**Problem statement:**
Any picture in the listing is left out of the copy; all else is duplicated exactly.

**Dataset records:**
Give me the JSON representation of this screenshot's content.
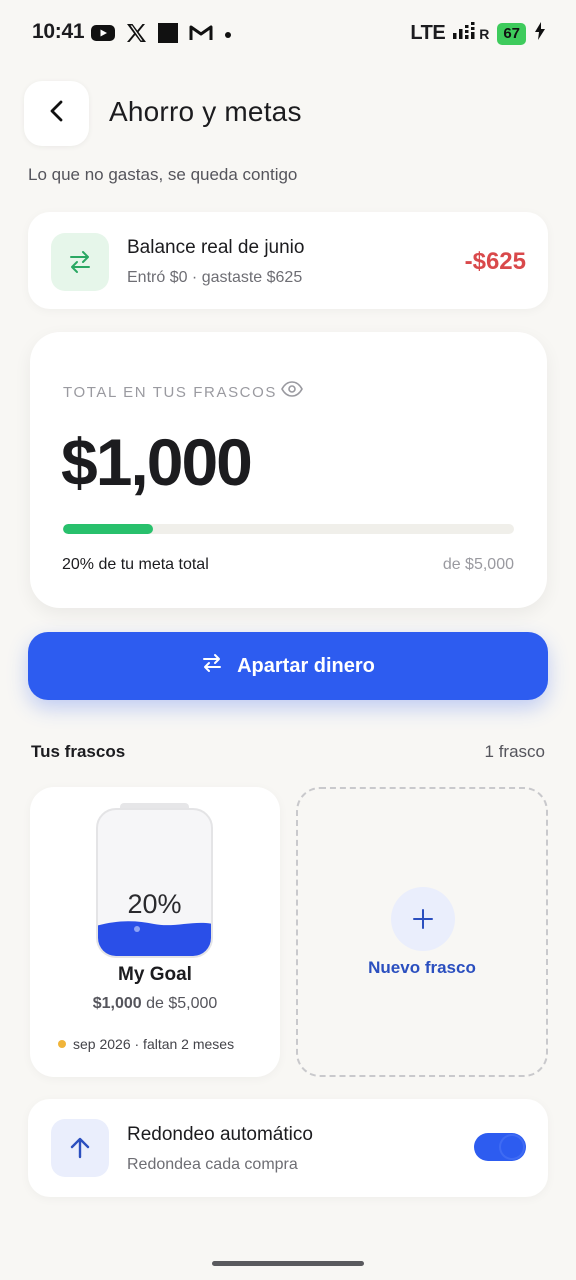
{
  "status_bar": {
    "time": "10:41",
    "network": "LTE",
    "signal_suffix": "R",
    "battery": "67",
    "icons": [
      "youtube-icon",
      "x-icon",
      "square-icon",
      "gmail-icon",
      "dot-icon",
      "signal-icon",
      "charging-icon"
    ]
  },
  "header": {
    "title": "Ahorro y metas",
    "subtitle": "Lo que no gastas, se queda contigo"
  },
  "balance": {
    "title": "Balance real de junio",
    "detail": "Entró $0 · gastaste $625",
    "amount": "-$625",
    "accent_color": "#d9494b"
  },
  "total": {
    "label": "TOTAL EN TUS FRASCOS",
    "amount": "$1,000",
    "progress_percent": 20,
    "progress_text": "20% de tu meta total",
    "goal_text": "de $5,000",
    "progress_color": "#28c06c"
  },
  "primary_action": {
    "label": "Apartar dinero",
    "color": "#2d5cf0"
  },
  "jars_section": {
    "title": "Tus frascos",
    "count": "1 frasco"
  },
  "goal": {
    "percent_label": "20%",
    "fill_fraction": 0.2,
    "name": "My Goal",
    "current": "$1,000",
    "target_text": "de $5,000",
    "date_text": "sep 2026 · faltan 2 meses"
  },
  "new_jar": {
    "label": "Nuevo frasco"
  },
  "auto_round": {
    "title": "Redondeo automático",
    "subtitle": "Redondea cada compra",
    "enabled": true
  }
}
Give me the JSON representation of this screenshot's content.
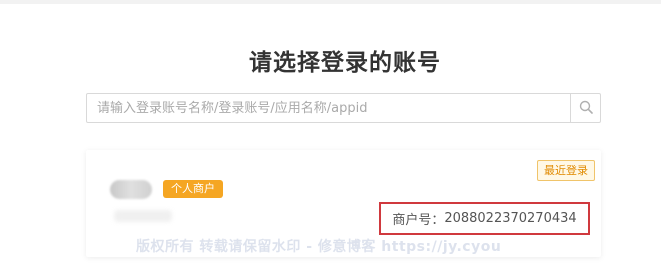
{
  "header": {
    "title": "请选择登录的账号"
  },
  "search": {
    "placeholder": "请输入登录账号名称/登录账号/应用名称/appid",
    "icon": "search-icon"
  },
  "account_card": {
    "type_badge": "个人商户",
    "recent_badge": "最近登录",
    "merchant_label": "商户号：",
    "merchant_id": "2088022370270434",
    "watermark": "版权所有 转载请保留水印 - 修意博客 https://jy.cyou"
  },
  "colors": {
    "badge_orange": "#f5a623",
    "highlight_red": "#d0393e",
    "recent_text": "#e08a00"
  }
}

**Answer to this task:**
Give me the JSON representation of this screenshot's content.
{
  "status_bar": {
    "time": "10:41",
    "network": "LTE",
    "signal_suffix": "R",
    "battery": "67",
    "icons": [
      "youtube-icon",
      "x-icon",
      "square-icon",
      "gmail-icon",
      "dot-icon",
      "signal-icon",
      "charging-icon"
    ]
  },
  "header": {
    "title": "Ahorro y metas",
    "subtitle": "Lo que no gastas, se queda contigo"
  },
  "balance": {
    "title": "Balance real de junio",
    "detail": "Entró $0 · gastaste $625",
    "amount": "-$625",
    "accent_color": "#d9494b"
  },
  "total": {
    "label": "TOTAL EN TUS FRASCOS",
    "amount": "$1,000",
    "progress_percent": 20,
    "progress_text": "20% de tu meta total",
    "goal_text": "de $5,000",
    "progress_color": "#28c06c"
  },
  "primary_action": {
    "label": "Apartar dinero",
    "color": "#2d5cf0"
  },
  "jars_section": {
    "title": "Tus frascos",
    "count": "1 frasco"
  },
  "goal": {
    "percent_label": "20%",
    "fill_fraction": 0.2,
    "name": "My Goal",
    "current": "$1,000",
    "target_text": "de $5,000",
    "date_text": "sep 2026 · faltan 2 meses"
  },
  "new_jar": {
    "label": "Nuevo frasco"
  },
  "auto_round": {
    "title": "Redondeo automático",
    "subtitle": "Redondea cada compra",
    "enabled": true
  }
}
Give me the JSON representation of this screenshot's content.
{
  "header": {
    "title": "请选择登录的账号"
  },
  "search": {
    "placeholder": "请输入登录账号名称/登录账号/应用名称/appid",
    "icon": "search-icon"
  },
  "account_card": {
    "type_badge": "个人商户",
    "recent_badge": "最近登录",
    "merchant_label": "商户号：",
    "merchant_id": "2088022370270434",
    "watermark": "版权所有 转载请保留水印 - 修意博客 https://jy.cyou"
  },
  "colors": {
    "badge_orange": "#f5a623",
    "highlight_red": "#d0393e",
    "recent_text": "#e08a00"
  }
}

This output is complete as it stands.